Second, 44 Liquormart casts substantial doubt on any effort the FCC might undertake to prohibit alcohol advertising. If Rhode Island could not outlaw advertising about the price of liquor, how could the FCC prohibit advertising about alcohol?

Perhaps one could come up with distinctions between hard liquor on the one hand and beer and wine on the other, but that is a hard distinction to make, especially for purposes of the Constitution. Others have suggested that something less than a blanket prohibition might be constitutional, but that would surely be an uphill legal battle.

In addition to the constitutional issues, protecting advertising and direct marketing is just plain good policy. Direct marketing plays a critical role in our free enterprise system. It works hand-in-hand with industry to promote the sale of the goods and services that industry produces. All in all, consumers are better off when they have more information about goods -- who is selling them and at what price -- rather than less. Information is what makes consumer choice real.

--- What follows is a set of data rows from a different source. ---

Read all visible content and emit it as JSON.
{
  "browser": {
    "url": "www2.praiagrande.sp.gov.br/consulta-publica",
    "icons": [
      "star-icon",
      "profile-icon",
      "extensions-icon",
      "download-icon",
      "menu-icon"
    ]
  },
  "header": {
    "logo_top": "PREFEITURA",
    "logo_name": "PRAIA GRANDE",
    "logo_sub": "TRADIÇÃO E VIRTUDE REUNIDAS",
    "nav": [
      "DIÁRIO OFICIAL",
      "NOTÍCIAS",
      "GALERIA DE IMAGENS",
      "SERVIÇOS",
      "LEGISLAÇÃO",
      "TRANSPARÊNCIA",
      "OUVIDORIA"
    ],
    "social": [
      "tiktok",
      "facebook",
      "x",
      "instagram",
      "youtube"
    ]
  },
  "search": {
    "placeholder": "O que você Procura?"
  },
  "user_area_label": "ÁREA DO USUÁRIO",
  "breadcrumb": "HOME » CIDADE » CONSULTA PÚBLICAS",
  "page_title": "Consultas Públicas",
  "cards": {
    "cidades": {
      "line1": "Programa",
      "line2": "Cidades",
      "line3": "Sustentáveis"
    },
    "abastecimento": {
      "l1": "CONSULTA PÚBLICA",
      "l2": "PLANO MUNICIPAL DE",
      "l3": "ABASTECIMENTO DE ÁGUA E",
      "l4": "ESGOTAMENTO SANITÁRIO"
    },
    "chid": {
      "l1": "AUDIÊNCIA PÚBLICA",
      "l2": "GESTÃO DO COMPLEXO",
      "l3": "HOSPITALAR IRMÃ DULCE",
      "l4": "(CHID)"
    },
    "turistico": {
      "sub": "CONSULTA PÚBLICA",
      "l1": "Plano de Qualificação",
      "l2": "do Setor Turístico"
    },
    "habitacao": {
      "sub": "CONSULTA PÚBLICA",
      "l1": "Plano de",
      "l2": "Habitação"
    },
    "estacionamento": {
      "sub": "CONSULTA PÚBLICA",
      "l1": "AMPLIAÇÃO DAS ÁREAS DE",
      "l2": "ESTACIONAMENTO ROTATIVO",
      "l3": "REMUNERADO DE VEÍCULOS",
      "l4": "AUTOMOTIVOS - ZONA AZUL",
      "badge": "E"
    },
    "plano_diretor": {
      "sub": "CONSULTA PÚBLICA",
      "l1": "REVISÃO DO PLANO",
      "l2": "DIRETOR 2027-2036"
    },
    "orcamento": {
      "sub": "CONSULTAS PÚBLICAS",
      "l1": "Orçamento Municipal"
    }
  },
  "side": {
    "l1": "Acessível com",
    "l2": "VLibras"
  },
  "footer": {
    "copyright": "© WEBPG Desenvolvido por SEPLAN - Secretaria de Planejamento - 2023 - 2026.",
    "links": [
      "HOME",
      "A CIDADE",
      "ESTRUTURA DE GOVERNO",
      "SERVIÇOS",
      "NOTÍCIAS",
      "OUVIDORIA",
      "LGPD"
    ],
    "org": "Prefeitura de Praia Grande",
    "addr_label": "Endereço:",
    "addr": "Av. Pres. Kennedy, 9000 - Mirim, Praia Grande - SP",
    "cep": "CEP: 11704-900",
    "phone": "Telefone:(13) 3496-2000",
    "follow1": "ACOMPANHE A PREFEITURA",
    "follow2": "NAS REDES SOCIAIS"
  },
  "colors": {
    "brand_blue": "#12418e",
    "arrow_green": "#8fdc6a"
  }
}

As John Calfee, a Resident Scholar at the American Enterprise Institute has explained, "governments that restrict advertising will only raise prices, sustain monopolies, freeze markets, deny consumers information and generally harm their own interests." Fear of Persuasion (AEI 1997).

Attacks of advertising and direct marketing not only offend the First Amendment, they also offend our national sense of equality and opportunity. Restricting commercial and other speech implicitly leaves the status quo in place. It harms newcomers who seek to enter the market. It harms incumbents who seek to strengthen their position in the market.

Ultimately, free speech and free commercial speech are the great equalizers in a nation where ideas and not heredity matter. And that nation is America. It is here that common people succeed with uncommon efforts, with uncommon investments, with uncommon innovations. Free speech, unfettered commercial speech, and unencumbered direct marketing are necessary tools for mere citizens. With them, they have the opportunity to be as powerful as the greatest of royalty. Without them, they are like people around the world, cursed into a hereditary birth order.

As the Supreme Court has recognized, advertising played an essential part in the development of a free press in America, and therefore deserves constitutional protection. It has also contributed in immeasurable ways to the creation of the greatest and strongest economy in the world. We would be wise to regulate it with restraint.